The MCA label brand is going away, along with a goodly number of employees:
- The restructuring of MCA Records and the move to eliminate the MCA brand began Monday, when about one-third of the label’s staffers were let go, sources said. The cuts had been expected.
A spokeswoman for Interscope Geffen A&M declined to confirm how many employees were affected. According to sources, the layoffs extended across the board and to all levels.
….The MCA brand name will cease to exist as of next week, sources said. MCA’s remaining staff and artist roster will move under the Geffen Records banner.
….MCA’s artists include Mary J Blige, Blink-182, New Found Glory, Live, A-Teens, Common, Avant, Sigur Ros, Cafe Tacuba, the Roots and Something Corporate.
Geffen has a small roster that includes Cold and Counting Crows. It remains unclear where all of MCA’s artists will land. Many will go to Geffen, some will be cut, and others may fall under Interscope, sources said. [Hollywood Reporter]
I am never pleased when hard working people I know and like loose their jobs, and when there are fewer opportunities for new artists to get the exposure only a major label can provide.
The major label role of middleman is currently overcompensated and they are using bazooka-to-fly methods trying to maintain that role against all comers, including customers and talent – hence the level of resentment against them.
After nearly a year of working on Blogcritics and thinking about all of this news, I have come to realize that the majors are venal and power-mad, and need to drastically restructure the way they make money by changing their relationship vis-a-vis customers and artists.

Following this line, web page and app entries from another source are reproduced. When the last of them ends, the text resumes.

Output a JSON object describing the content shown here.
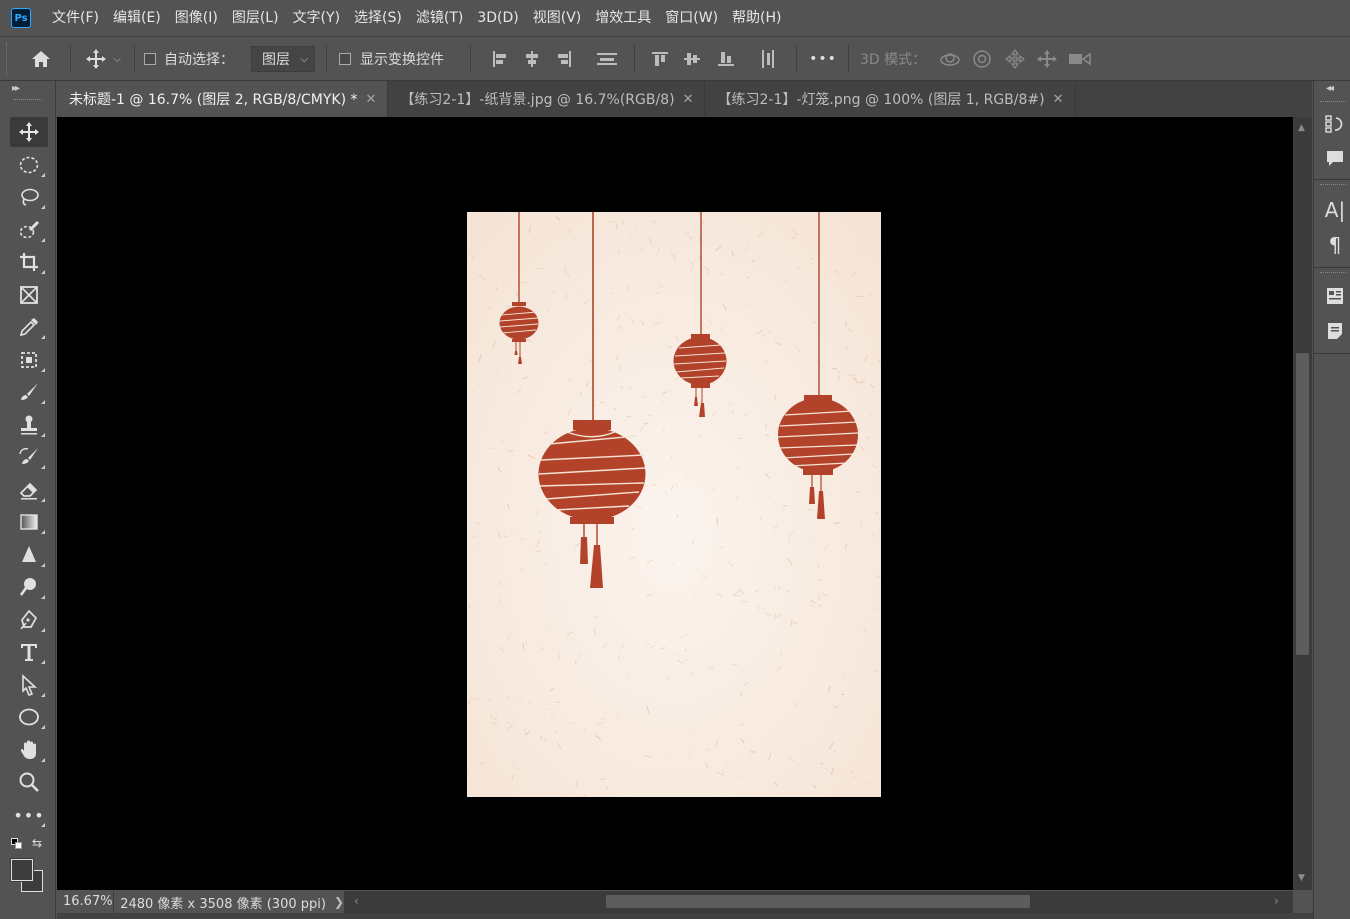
{
  "app": {
    "logo_text": "Ps",
    "menu": [
      "文件(F)",
      "编辑(E)",
      "图像(I)",
      "图层(L)",
      "文字(Y)",
      "选择(S)",
      "滤镜(T)",
      "3D(D)",
      "视图(V)",
      "增效工具",
      "窗口(W)",
      "帮助(H)"
    ]
  },
  "options_bar": {
    "auto_select_label": "自动选择：",
    "auto_select_checked": false,
    "auto_select_target": "图层",
    "show_transform_label": "显示变换控件",
    "show_transform_checked": false,
    "more_label": "•••",
    "mode_3d_label": "3D 模式："
  },
  "tabs": [
    {
      "label": "未标题-1 @ 16.7% (图层 2, RGB/8/CMYK) *",
      "active": true
    },
    {
      "label": "【练习2-1】-纸背景.jpg @ 16.7%(RGB/8)",
      "active": false
    },
    {
      "label": "【练习2-1】-灯笼.png @ 100% (图层 1, RGB/8#)",
      "active": false
    }
  ],
  "toolbar": {
    "tools": [
      "move-tool",
      "marquee-tool",
      "lasso-tool",
      "quick-selection-tool",
      "crop-tool",
      "frame-tool",
      "eyedropper-tool",
      "spot-healing-tool",
      "brush-tool",
      "clone-stamp-tool",
      "history-brush-tool",
      "eraser-tool",
      "gradient-tool",
      "blur-tool",
      "dodge-tool",
      "pen-tool",
      "type-tool",
      "path-selection-tool",
      "ellipse-tool",
      "hand-tool",
      "zoom-tool",
      "edit-toolbar"
    ],
    "active_tool": "move-tool",
    "foreground_color": "#3c3c3c",
    "background_color": "#3c3c3c"
  },
  "status": {
    "zoom": "16.67%",
    "doc_info": "2480 像素 x 3508 像素 (300 ppi)"
  },
  "canvas": {
    "paper_color": "#f8ebe1",
    "lantern_color": "#b2432a",
    "lanterns": [
      {
        "name": "lantern-small-left",
        "size": "small"
      },
      {
        "name": "lantern-large-center",
        "size": "large"
      },
      {
        "name": "lantern-small-center-right",
        "size": "small"
      },
      {
        "name": "lantern-medium-right",
        "size": "medium"
      }
    ]
  },
  "right_dock": {
    "icons": [
      "history-icon",
      "comments-icon",
      "character-icon",
      "paragraph-icon",
      "properties-icon",
      "notes-icon"
    ]
  }
}
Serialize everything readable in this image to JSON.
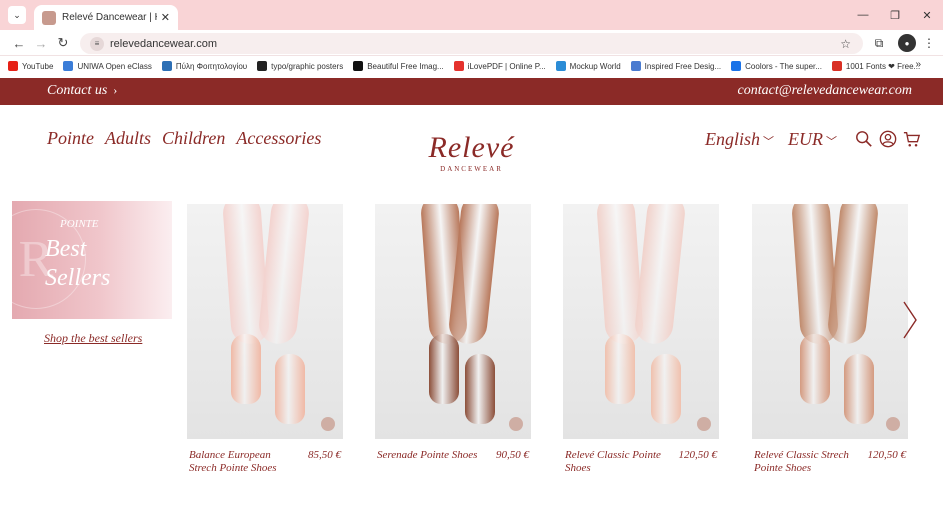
{
  "browser": {
    "tab_title": "Relevé Dancewear | Home",
    "url": "relevedancewear.com",
    "bookmarks": [
      {
        "label": "YouTube",
        "color": "#e62117"
      },
      {
        "label": "UNIWA Open eClass",
        "color": "#3b7dd8"
      },
      {
        "label": "Πύλη Φοιτητολογίου",
        "color": "#2d6fb5"
      },
      {
        "label": "typo/graphic posters",
        "color": "#222222"
      },
      {
        "label": "Beautiful Free Imag...",
        "color": "#111111"
      },
      {
        "label": "iLovePDF | Online P...",
        "color": "#e5322d"
      },
      {
        "label": "Mockup World",
        "color": "#2b8cd6"
      },
      {
        "label": "Inspired Free Desig...",
        "color": "#4a7bd0"
      },
      {
        "label": "Coolors - The super...",
        "color": "#1a73e8"
      },
      {
        "label": "1001 Fonts ❤ Free...",
        "color": "#d93025"
      }
    ]
  },
  "site": {
    "topbar": {
      "contact": "Contact us",
      "email": "contact@relevedancewear.com"
    },
    "nav": [
      "Pointe",
      "Adults",
      "Children",
      "Accessories"
    ],
    "logo": {
      "name": "Relevé",
      "tagline": "DANCEWEAR"
    },
    "language": "English",
    "currency": "EUR",
    "accent": "#8b2a27"
  },
  "promo": {
    "kicker": "POINTE",
    "line1": "Best",
    "line2": "Sellers",
    "link": "Shop the best sellers"
  },
  "products": [
    {
      "name": "Balance European Strech Pointe Shoes",
      "price": "85,50 €",
      "skin": "#f3d3cf",
      "shoe": "#f0b9a6"
    },
    {
      "name": "Serenade Pointe Shoes",
      "price": "90,50 €",
      "skin": "#b8785b",
      "shoe": "#8c4f3a"
    },
    {
      "name": "Relevé Classic Pointe Shoes",
      "price": "120,50 €",
      "skin": "#f1d2cb",
      "shoe": "#f0c1ae"
    },
    {
      "name": "Relevé Classic Strech Pointe Shoes",
      "price": "120,50 €",
      "skin": "#c08a6c",
      "shoe": "#d49a80"
    }
  ]
}
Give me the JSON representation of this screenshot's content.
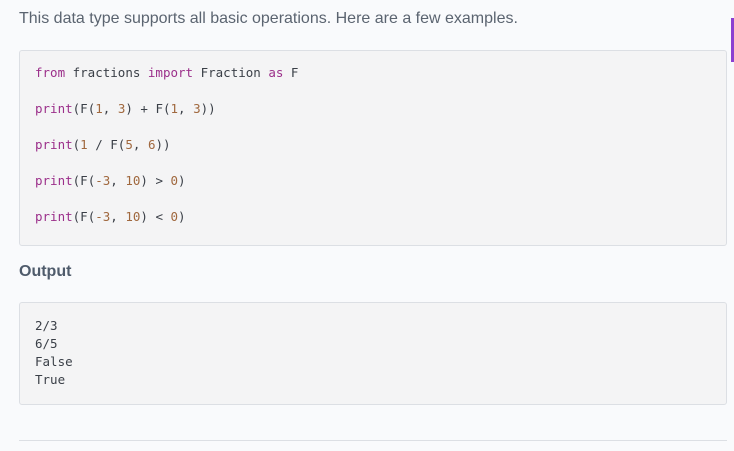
{
  "intro_text": "This data type supports all basic operations. Here are a few examples.",
  "code": {
    "line1": {
      "kw_from": "from",
      "module": " fractions ",
      "kw_import": "import",
      "cls": " Fraction ",
      "kw_as": "as",
      "alias": " F"
    },
    "line2": {
      "fn": "print",
      "a": "(F(",
      "n1": "1",
      "b": ", ",
      "n2": "3",
      "c": ") + F(",
      "n3": "1",
      "d": ", ",
      "n4": "3",
      "e": "))"
    },
    "line3": {
      "fn": "print",
      "a": "(",
      "n1": "1",
      "b": " / F(",
      "n2": "5",
      "c": ", ",
      "n3": "6",
      "d": "))"
    },
    "line4": {
      "fn": "print",
      "a": "(F(",
      "n1": "-3",
      "b": ", ",
      "n2": "10",
      "c": ") > ",
      "n3": "0",
      "d": ")"
    },
    "line5": {
      "fn": "print",
      "a": "(F(",
      "n1": "-3",
      "b": ", ",
      "n2": "10",
      "c": ") < ",
      "n3": "0",
      "d": ")"
    }
  },
  "output_heading": "Output",
  "output_lines": [
    "2/3",
    "6/5",
    "False",
    "True"
  ],
  "colors": {
    "keyword": "#9b2f8a",
    "number": "#a0683e",
    "accent": "#8c3fd1"
  }
}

But the labels – in particular the majors – should be given credit and reap the financial benefits for CREATING demand. The pastoral view of unencumbered amateur musicians strolling from town to town and playing for barn-raisings is no more – and is probably less – appealing than the current structure, which exists because the labels are so good at AMPLIFYING AND CHANNELING natural demand. Do we want to end up like Mexico? I don’t.
Certainly there would be music made in a label-less world, but there wouldn’t be nearly the demand for commercial musical product through which musicians are able to make a living, buying them the TIME to focus on their art.
Labels generate commercial enthusiasm not just for music in general, but for specific expressions of that music, amplifying natural demand for that specific expression, and generating wealth in every direction – too much for themselves, surely, but the criticality of this market creation role shouldn’t be underplayed either.